FAIRBANKS - Teresa Heinz and the Heinz Family Foundation celebrated the winners — including Fairbanks composer John Luther Adams — of the 17th annual Heinz Awards with a program and reception Tuesday night at the Folger Shakespeare Library in Washington, D.C. The event honored the contributions of 10 individuals whose significant achievements have benefitted the environment. Each recipient received an unrestricted cash prize of $100,000.
Adams moved to Alaska in 1978 to work as an environmental activist. In 1989 he left his job at the Northern Alaska Environmental Center to work as a composer full-time. Adams’ work often reflects environmental and spiritual elements of the Alaska Wilderness. One of his most recent compositions, “Inuksuit,” a massive percussion piece meant to be experienced outdoors, received national recognition and was performed in Harlem’s Morningside Park and the Armory in New York City. In September, a film of his work, “Strange and Sacred Noise,” premiered in Fairbanks.
Other winners include documentary filmmakers, authorities on toxic chemicals, an ice core guru, ocean scientists and an innovation consultant who borrows ideas from nature.
The awards program annually recognizes individuals creating workable solutions to problems the world faces while inspiring the next generation of modern thinkers.

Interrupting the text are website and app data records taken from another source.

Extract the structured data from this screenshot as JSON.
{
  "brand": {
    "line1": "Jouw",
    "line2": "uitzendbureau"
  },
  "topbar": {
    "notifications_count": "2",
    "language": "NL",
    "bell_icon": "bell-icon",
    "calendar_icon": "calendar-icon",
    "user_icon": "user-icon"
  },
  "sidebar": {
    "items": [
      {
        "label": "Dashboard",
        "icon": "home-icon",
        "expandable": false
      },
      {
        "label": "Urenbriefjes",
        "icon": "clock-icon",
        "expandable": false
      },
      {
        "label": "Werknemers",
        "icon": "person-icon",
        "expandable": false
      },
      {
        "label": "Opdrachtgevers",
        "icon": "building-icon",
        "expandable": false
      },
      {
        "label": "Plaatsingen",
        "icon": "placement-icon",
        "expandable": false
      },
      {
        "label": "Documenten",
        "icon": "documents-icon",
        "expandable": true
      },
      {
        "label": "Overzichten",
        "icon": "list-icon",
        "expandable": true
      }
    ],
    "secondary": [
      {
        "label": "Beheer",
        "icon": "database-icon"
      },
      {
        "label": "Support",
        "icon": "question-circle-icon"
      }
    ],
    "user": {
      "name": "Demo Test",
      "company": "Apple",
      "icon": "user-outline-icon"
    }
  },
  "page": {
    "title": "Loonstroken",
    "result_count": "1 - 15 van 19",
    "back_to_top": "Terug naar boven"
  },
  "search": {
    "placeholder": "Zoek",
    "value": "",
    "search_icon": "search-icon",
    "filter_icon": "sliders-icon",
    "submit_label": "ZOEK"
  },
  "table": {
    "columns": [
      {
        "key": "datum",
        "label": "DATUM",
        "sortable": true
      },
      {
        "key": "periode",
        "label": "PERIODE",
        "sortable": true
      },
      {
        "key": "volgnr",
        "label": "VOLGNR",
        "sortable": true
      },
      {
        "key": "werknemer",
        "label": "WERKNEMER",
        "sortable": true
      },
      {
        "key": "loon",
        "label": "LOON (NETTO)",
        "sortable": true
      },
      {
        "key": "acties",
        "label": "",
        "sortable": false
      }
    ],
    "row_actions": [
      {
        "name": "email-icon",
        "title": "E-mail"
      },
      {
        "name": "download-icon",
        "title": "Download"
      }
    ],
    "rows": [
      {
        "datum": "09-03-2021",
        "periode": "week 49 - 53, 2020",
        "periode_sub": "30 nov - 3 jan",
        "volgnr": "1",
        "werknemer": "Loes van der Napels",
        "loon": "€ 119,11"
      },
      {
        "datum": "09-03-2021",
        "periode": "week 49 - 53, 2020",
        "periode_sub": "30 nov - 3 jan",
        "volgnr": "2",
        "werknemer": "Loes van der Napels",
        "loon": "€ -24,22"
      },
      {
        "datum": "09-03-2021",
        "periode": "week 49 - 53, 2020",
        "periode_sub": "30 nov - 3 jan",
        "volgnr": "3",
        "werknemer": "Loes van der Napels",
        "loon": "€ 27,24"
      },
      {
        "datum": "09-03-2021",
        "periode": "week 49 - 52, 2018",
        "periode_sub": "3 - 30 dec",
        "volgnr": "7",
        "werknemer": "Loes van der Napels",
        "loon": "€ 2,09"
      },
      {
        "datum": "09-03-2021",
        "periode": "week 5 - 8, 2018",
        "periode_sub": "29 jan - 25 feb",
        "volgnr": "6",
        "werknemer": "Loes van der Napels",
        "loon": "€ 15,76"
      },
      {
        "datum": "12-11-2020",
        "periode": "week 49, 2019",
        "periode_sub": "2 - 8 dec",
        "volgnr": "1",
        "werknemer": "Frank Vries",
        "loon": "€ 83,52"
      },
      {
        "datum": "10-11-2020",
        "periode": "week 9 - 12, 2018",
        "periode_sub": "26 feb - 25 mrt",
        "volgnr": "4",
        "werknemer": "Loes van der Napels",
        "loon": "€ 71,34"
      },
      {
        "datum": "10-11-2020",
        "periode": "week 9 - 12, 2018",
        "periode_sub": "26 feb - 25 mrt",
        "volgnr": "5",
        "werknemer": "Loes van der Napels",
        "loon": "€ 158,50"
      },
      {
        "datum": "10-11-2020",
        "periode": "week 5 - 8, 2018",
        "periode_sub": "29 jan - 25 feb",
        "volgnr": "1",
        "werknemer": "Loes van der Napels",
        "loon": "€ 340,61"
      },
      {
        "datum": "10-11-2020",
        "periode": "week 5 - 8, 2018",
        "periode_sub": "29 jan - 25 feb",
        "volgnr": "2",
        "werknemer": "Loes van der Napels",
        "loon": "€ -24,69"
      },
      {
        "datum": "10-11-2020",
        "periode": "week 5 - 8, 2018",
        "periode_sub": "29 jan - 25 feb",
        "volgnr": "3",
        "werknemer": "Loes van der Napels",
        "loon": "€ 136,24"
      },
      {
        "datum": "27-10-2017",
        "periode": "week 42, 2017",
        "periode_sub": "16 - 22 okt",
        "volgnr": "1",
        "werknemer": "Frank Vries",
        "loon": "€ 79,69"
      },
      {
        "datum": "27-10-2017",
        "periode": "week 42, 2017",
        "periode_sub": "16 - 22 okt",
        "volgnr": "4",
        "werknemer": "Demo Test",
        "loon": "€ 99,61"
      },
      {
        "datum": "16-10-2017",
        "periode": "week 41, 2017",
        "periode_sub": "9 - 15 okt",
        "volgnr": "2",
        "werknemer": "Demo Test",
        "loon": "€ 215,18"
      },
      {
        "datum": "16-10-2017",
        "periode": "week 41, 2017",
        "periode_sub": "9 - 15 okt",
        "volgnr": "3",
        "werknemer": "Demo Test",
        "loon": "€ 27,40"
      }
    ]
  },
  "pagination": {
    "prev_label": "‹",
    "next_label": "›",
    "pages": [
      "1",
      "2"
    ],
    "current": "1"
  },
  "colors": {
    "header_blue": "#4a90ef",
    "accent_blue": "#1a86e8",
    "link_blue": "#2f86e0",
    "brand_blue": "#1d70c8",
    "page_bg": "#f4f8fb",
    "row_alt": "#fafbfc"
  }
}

The belief in the power of the individual to improve the lives of others is a quality exemplified by John Heinz, and an attribute the awards program was created to honor.